**PROBLEM STATEMENT**: With the listing in front of you, retype it exactly.

**PROVIDED INFORMATION**:
----

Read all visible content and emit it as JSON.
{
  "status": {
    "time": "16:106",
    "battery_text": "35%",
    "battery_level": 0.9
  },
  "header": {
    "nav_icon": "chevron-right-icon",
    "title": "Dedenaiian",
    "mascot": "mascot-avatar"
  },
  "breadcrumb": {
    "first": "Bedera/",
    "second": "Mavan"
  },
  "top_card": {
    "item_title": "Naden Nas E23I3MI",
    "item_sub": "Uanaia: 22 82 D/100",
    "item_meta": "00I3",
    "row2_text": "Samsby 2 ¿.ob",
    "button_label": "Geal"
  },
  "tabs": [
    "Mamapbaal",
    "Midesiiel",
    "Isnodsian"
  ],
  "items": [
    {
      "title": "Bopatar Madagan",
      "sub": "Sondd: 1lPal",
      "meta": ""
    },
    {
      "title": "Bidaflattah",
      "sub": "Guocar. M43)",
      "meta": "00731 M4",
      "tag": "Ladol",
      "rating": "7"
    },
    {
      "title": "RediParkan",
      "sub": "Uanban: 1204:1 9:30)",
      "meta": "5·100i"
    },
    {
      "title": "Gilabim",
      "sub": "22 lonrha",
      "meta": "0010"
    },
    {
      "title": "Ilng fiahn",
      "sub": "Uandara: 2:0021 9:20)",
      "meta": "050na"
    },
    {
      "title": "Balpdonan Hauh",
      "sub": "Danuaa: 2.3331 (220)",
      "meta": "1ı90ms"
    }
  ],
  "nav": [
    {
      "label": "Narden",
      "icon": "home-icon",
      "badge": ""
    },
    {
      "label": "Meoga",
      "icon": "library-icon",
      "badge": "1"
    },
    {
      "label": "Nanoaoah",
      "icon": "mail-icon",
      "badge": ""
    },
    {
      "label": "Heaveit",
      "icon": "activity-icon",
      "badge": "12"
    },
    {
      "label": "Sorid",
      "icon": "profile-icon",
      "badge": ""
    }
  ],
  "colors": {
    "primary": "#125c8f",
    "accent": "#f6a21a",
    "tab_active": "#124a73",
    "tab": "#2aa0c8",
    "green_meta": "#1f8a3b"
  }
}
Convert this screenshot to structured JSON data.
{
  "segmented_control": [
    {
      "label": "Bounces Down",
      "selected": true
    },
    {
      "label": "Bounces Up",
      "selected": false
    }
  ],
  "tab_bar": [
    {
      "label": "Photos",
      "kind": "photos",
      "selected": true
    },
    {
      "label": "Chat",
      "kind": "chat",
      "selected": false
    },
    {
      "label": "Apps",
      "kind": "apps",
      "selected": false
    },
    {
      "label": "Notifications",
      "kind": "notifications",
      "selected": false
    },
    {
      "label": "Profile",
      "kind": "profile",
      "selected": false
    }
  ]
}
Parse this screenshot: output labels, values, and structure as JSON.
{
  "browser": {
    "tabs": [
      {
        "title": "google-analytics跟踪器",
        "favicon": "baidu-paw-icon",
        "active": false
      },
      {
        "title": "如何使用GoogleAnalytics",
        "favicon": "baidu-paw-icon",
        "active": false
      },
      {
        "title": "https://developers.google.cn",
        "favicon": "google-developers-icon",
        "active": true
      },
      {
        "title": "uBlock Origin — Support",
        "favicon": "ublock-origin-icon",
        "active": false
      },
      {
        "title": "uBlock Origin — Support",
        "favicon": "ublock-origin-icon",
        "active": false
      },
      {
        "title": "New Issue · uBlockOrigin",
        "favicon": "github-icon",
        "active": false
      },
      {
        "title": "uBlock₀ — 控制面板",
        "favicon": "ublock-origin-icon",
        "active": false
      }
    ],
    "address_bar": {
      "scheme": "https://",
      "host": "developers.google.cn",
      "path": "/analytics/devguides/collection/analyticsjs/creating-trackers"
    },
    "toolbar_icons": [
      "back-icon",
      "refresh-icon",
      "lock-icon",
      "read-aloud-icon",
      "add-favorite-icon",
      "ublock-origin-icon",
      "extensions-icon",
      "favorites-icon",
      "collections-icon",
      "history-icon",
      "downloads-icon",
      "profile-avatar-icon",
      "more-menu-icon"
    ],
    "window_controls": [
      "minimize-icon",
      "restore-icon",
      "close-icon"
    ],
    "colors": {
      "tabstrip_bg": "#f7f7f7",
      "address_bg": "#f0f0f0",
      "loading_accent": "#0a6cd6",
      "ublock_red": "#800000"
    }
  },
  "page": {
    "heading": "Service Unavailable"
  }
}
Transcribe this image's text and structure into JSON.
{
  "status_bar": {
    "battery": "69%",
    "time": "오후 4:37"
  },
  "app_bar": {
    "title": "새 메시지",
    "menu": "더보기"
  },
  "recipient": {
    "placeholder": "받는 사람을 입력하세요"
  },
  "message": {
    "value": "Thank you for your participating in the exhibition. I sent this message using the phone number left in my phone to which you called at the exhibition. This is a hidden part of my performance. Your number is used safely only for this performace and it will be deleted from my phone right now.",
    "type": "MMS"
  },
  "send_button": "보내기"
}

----

**FINISHED EXERCISE**:
Read all visible content and emit it as JSON.
{
  "status": {
    "time": "16:106",
    "battery_text": "35%",
    "battery_level": 0.9
  },
  "header": {
    "nav_icon": "chevron-right-icon",
    "title": "Dedenaiian",
    "mascot": "mascot-avatar"
  },
  "breadcrumb": {
    "first": "Bedera/",
    "second": "Mavan"
  },
  "top_card": {
    "item_title": "Naden Nas E23I3MI",
    "item_sub": "Uanaia: 22 82 D/100",
    "item_meta": "00I3",
    "row2_text": "Samsby 2 ¿.ob",
    "button_label": "Geal"
  },
  "tabs": [
    "Mamapbaal",
    "Midesiiel",
    "Isnodsian"
  ],
  "items": [
    {
      "title": "Bopatar Madagan",
      "sub": "Sondd: 1lPal",
      "meta": ""
    },
    {
      "title": "Bidaflattah",
      "sub": "Guocar. M43)",
      "meta": "00731 M4",
      "tag": "Ladol",
      "rating": "7"
    },
    {
      "title": "RediParkan",
      "sub": "Uanban: 1204:1 9:30)",
      "meta": "5·100i"
    },
    {
      "title": "Gilabim",
      "sub": "22 lonrha",
      "meta": "0010"
    },
    {
      "title": "Ilng fiahn",
      "sub": "Uandara: 2:0021 9:20)",
      "meta": "050na"
    },
    {
      "title": "Balpdonan Hauh",
      "sub": "Danuaa: 2.3331 (220)",
      "meta": "1ı90ms"
    }
  ],
  "nav": [
    {
      "label": "Narden",
      "icon": "home-icon",
      "badge": ""
    },
    {
      "label": "Meoga",
      "icon": "library-icon",
      "badge": "1"
    },
    {
      "label": "Nanoaoah",
      "icon": "mail-icon",
      "badge": ""
    },
    {
      "label": "Heaveit",
      "icon": "activity-icon",
      "badge": "12"
    },
    {
      "label": "Sorid",
      "icon": "profile-icon",
      "badge": ""
    }
  ],
  "colors": {
    "primary": "#125c8f",
    "accent": "#f6a21a",
    "tab_active": "#124a73",
    "tab": "#2aa0c8",
    "green_meta": "#1f8a3b"
  }
}
Convert this screenshot to structured JSON data.
{
  "segmented_control": [
    {
      "label": "Bounces Down",
      "selected": true
    },
    {
      "label": "Bounces Up",
      "selected": false
    }
  ],
  "tab_bar": [
    {
      "label": "Photos",
      "kind": "photos",
      "selected": true
    },
    {
      "label": "Chat",
      "kind": "chat",
      "selected": false
    },
    {
      "label": "Apps",
      "kind": "apps",
      "selected": false
    },
    {
      "label": "Notifications",
      "kind": "notifications",
      "selected": false
    },
    {
      "label": "Profile",
      "kind": "profile",
      "selected": false
    }
  ]
}
Parse this screenshot: output labels, values, and structure as JSON.
{
  "browser": {
    "tabs": [
      {
        "title": "google-analytics跟踪器",
        "favicon": "baidu-paw-icon",
        "active": false
      },
      {
        "title": "如何使用GoogleAnalytics",
        "favicon": "baidu-paw-icon",
        "active": false
      },
      {
        "title": "https://developers.google.cn",
        "favicon": "google-developers-icon",
        "active": true
      },
      {
        "title": "uBlock Origin — Support",
        "favicon": "ublock-origin-icon",
        "active": false
      },
      {
        "title": "uBlock Origin — Support",
        "favicon": "ublock-origin-icon",
        "active": false
      },
      {
        "title": "New Issue · uBlockOrigin",
        "favicon": "github-icon",
        "active": false
      },
      {
        "title": "uBlock₀ — 控制面板",
        "favicon": "ublock-origin-icon",
        "active": false
      }
    ],
    "address_bar": {
      "scheme": "https://",
      "host": "developers.google.cn",
      "path": "/analytics/devguides/collection/analyticsjs/creating-trackers"
    },
    "toolbar_icons": [
      "back-icon",
      "refresh-icon",
      "lock-icon",
      "read-aloud-icon",
      "add-favorite-icon",
      "ublock-origin-icon",
      "extensions-icon",
      "favorites-icon",
      "collections-icon",
      "history-icon",
      "downloads-icon",
      "profile-avatar-icon",
      "more-menu-icon"
    ],
    "window_controls": [
      "minimize-icon",
      "restore-icon",
      "close-icon"
    ],
    "colors": {
      "tabstrip_bg": "#f7f7f7",
      "address_bg": "#f0f0f0",
      "loading_accent": "#0a6cd6",
      "ublock_red": "#800000"
    }
  },
  "page": {
    "heading": "Service Unavailable"
  }
}
Transcribe this image's text and structure into JSON.
{
  "status_bar": {
    "battery": "69%",
    "time": "오후 4:37"
  },
  "app_bar": {
    "title": "새 메시지",
    "menu": "더보기"
  },
  "recipient": {
    "placeholder": "받는 사람을 입력하세요"
  },
  "message": {
    "value": "Thank you for your participating in the exhibition. I sent this message using the phone number left in my phone to which you called at the exhibition. This is a hidden part of my performance. Your number is used safely only for this performace and it will be deleted from my phone right now.",
    "type": "MMS"
  },
  "send_button": "보내기"
}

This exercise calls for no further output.